→ **Data for the task**:
>>>
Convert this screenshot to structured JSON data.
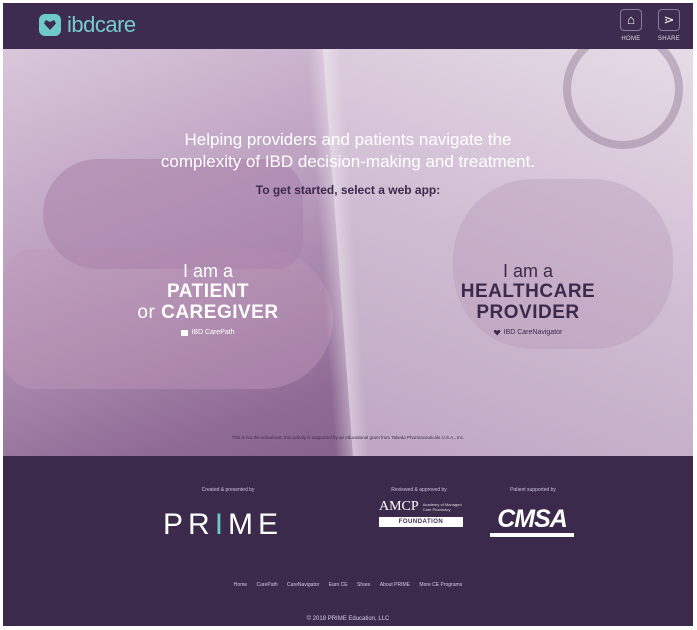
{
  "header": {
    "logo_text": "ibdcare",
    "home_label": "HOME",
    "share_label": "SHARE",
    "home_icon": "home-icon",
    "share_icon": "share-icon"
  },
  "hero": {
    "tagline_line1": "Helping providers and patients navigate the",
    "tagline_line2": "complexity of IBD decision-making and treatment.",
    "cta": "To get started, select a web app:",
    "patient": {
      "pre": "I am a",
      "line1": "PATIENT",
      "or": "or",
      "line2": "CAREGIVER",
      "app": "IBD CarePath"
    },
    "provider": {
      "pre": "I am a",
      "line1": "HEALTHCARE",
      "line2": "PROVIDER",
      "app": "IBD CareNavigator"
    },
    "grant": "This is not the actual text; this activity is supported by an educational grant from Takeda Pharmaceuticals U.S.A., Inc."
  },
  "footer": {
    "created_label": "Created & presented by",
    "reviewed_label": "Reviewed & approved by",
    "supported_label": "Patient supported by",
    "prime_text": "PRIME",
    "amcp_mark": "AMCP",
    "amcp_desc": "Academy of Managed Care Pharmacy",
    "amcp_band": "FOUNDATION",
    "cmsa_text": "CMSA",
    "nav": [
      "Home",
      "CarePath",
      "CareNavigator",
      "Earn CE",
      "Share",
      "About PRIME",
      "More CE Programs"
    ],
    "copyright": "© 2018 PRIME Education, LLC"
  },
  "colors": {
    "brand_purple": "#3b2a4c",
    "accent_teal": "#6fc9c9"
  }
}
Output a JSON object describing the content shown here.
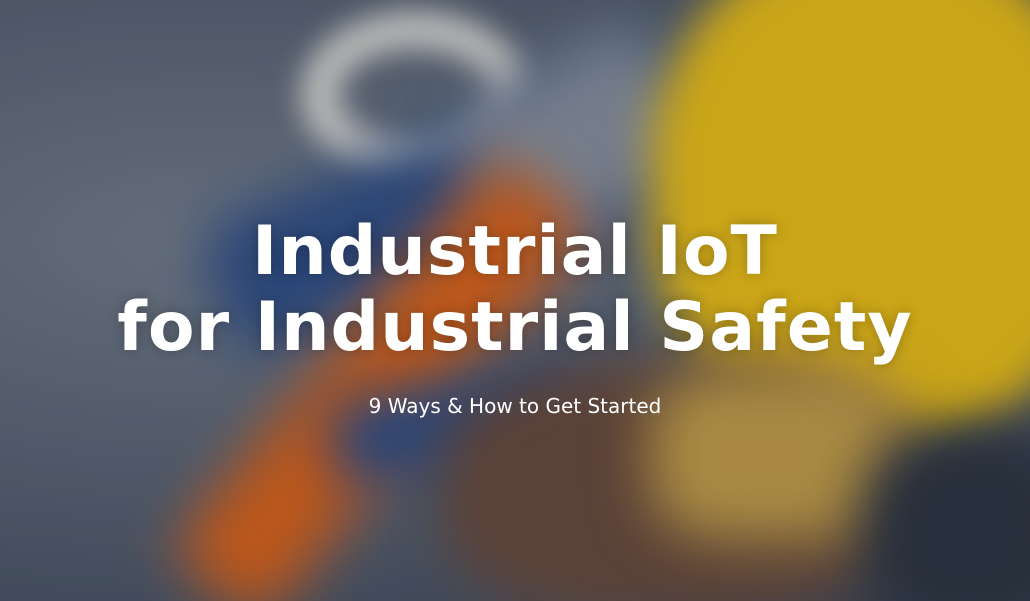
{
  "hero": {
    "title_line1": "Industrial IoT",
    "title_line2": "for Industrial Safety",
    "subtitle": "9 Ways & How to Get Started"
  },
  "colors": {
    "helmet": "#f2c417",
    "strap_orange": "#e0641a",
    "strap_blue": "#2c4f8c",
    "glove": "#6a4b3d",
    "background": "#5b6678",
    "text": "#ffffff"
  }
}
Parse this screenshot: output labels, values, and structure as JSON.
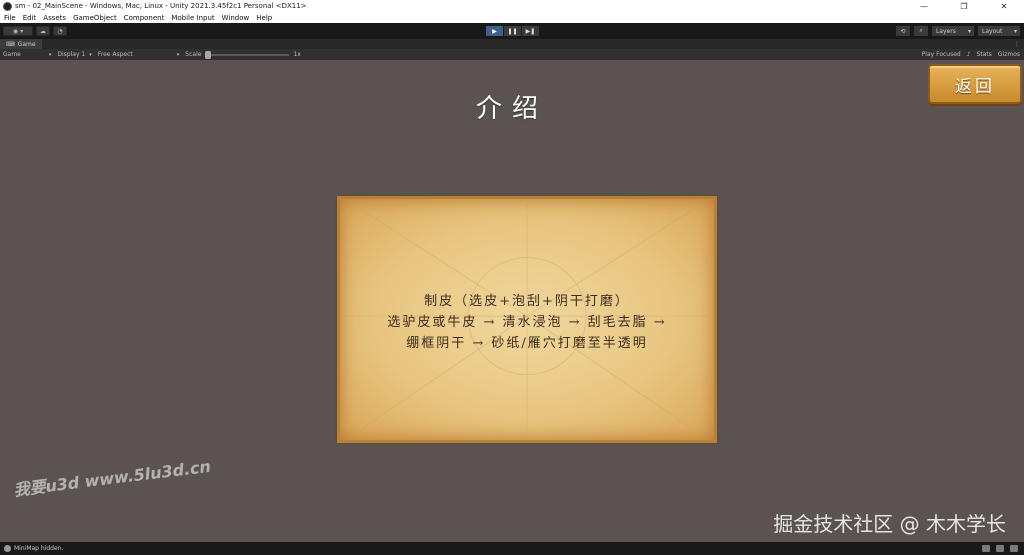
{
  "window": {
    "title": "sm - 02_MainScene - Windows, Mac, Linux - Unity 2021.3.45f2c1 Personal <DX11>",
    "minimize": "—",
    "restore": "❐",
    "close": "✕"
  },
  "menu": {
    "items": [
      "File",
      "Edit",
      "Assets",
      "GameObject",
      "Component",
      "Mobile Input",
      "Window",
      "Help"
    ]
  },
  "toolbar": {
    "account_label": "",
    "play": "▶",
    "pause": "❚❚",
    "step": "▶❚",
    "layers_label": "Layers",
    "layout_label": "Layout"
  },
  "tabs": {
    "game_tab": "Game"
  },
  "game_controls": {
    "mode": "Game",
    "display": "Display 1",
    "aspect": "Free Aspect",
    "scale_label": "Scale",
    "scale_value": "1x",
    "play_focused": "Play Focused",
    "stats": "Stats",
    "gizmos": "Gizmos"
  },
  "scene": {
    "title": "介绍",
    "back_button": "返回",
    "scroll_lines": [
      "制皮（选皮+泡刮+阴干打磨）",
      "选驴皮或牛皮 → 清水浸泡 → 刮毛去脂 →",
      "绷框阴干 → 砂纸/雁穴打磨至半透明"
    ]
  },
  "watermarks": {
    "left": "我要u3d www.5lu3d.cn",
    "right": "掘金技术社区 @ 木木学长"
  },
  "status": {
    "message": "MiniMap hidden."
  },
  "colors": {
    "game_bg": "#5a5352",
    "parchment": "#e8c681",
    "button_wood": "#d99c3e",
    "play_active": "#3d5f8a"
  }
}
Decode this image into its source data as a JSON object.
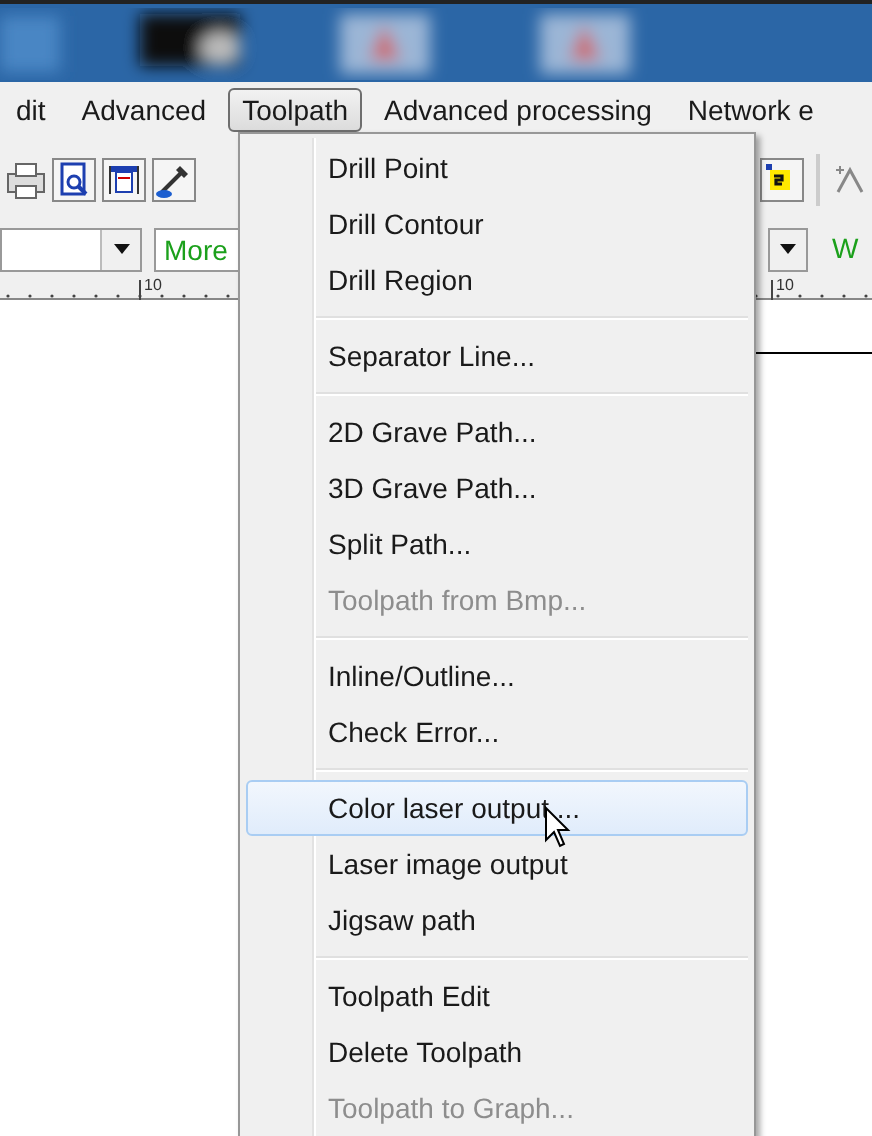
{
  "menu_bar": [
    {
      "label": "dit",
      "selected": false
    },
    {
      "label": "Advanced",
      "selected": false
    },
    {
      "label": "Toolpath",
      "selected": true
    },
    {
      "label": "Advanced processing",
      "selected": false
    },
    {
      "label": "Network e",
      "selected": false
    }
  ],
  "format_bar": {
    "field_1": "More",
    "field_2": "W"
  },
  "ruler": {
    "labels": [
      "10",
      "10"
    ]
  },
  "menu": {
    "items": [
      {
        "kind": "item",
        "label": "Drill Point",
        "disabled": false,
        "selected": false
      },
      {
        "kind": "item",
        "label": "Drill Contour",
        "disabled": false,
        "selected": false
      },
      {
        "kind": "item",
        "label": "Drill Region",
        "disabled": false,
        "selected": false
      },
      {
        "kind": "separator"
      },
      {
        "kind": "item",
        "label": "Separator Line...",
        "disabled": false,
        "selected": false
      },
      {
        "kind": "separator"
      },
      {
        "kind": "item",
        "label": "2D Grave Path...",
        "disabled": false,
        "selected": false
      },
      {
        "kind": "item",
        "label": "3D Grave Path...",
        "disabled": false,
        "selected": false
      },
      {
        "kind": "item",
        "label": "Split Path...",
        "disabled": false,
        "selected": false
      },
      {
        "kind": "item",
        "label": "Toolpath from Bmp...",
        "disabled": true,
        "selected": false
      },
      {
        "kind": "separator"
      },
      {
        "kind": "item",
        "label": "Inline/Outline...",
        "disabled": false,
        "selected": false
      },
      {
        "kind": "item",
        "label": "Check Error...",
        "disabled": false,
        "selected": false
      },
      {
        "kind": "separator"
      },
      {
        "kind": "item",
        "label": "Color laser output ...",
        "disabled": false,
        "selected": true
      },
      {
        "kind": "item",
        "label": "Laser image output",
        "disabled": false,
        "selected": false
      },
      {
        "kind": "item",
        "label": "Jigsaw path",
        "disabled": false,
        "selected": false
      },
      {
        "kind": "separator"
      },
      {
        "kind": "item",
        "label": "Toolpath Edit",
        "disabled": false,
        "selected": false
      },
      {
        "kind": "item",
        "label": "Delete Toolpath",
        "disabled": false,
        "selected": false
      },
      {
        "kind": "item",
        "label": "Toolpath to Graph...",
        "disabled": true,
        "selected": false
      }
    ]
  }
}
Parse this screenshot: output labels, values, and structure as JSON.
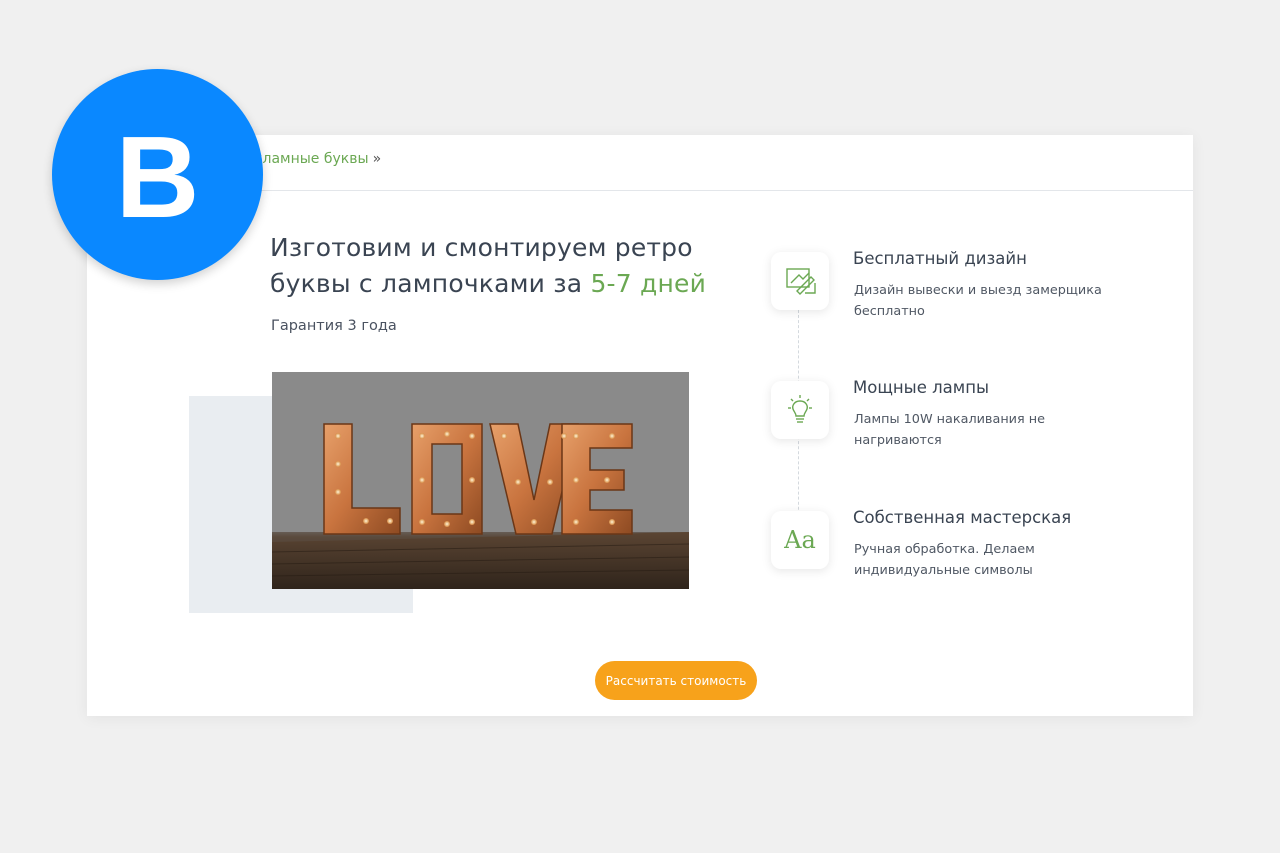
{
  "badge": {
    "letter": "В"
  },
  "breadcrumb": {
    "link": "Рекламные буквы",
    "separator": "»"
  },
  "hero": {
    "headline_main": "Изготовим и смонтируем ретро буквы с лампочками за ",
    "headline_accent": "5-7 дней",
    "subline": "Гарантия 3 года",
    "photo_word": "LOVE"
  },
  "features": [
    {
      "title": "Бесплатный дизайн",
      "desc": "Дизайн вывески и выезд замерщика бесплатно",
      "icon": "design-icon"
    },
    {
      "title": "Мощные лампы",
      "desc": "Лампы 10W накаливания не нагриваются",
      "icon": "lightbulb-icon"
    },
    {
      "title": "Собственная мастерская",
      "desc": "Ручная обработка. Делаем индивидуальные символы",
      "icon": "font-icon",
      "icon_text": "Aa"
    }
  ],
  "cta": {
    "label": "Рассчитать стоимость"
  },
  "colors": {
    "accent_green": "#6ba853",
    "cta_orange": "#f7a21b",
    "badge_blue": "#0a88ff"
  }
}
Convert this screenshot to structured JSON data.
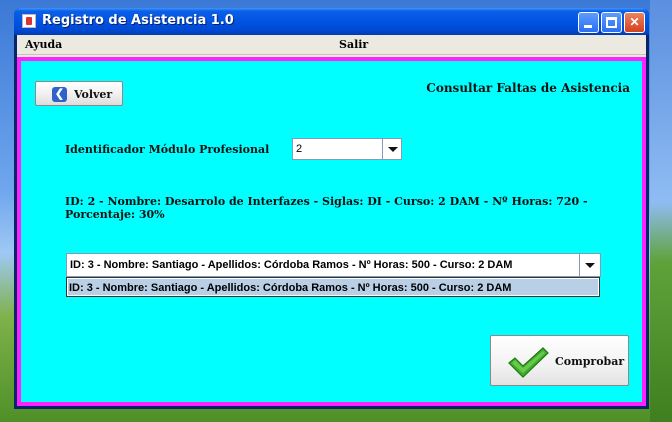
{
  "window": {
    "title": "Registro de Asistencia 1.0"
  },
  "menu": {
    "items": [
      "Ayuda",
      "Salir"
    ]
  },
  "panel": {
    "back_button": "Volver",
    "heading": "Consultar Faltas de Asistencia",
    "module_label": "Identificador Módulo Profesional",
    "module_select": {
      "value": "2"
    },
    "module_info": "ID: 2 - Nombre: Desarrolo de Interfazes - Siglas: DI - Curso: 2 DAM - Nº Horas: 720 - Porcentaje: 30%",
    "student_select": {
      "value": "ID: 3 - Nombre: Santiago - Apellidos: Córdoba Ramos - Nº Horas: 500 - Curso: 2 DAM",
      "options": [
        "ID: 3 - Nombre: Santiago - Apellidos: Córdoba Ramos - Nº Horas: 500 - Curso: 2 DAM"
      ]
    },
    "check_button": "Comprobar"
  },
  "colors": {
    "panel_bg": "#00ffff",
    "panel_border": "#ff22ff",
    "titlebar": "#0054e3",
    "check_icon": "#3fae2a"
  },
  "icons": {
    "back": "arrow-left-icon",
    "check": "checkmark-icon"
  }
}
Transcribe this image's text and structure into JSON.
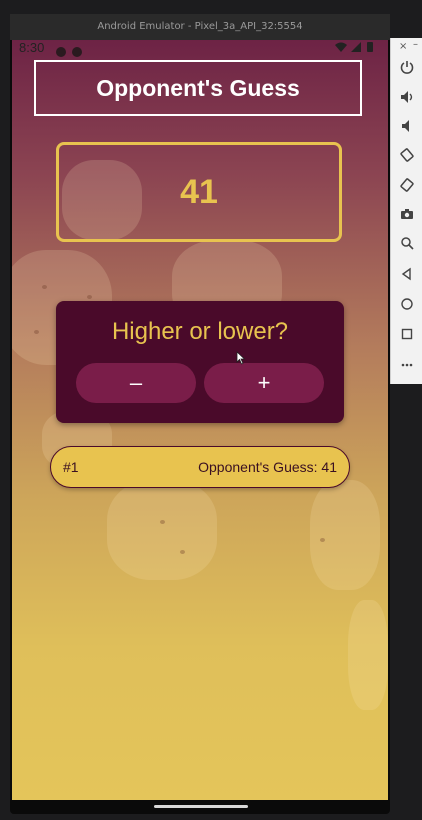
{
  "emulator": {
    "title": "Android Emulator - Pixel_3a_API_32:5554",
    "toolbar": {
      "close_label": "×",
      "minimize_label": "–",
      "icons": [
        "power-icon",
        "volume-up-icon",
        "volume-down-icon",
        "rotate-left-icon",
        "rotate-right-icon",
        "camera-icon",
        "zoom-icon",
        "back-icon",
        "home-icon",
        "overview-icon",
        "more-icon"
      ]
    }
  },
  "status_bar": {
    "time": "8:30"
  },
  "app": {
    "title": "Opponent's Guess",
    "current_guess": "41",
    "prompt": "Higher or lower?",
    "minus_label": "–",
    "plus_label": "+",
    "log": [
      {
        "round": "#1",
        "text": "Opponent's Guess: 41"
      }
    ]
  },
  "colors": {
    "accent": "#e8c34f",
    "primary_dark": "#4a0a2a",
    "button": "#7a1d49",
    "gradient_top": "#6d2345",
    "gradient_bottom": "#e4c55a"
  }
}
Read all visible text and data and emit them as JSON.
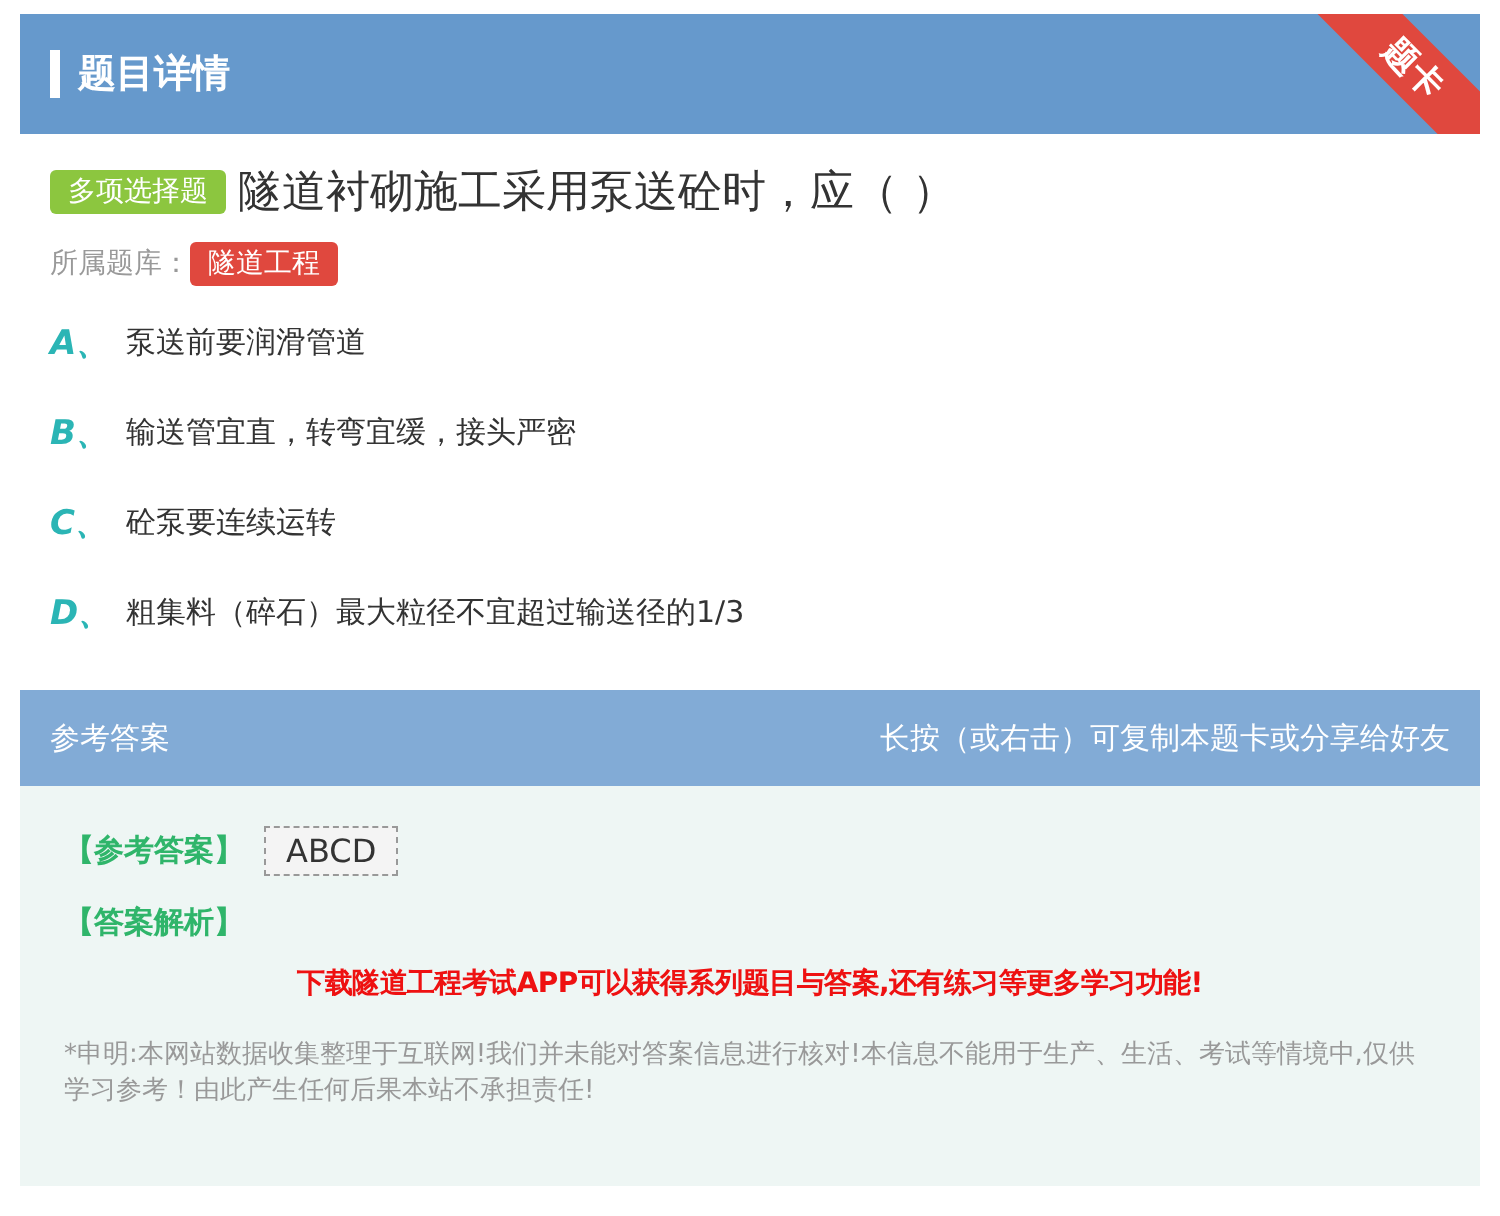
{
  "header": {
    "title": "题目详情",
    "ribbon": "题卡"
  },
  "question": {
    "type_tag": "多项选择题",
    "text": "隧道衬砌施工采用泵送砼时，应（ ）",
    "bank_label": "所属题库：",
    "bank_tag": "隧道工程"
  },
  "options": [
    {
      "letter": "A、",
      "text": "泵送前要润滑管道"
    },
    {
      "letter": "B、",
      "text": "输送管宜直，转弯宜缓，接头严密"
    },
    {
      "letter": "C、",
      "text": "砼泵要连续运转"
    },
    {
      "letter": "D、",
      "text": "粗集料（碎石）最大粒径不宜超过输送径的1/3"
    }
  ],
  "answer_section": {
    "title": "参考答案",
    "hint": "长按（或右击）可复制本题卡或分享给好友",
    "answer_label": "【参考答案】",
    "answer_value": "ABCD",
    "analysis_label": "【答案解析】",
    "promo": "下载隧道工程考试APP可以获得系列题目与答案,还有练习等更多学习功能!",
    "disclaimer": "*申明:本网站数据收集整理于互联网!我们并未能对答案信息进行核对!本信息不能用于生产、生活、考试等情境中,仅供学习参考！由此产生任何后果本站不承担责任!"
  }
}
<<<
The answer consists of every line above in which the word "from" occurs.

    "grant": "This is not the actual text; this activity is supported by an educational grant from Takeda Pharmaceuticals U.S.A., Inc."
        "label": "Toolpath from Bmp...",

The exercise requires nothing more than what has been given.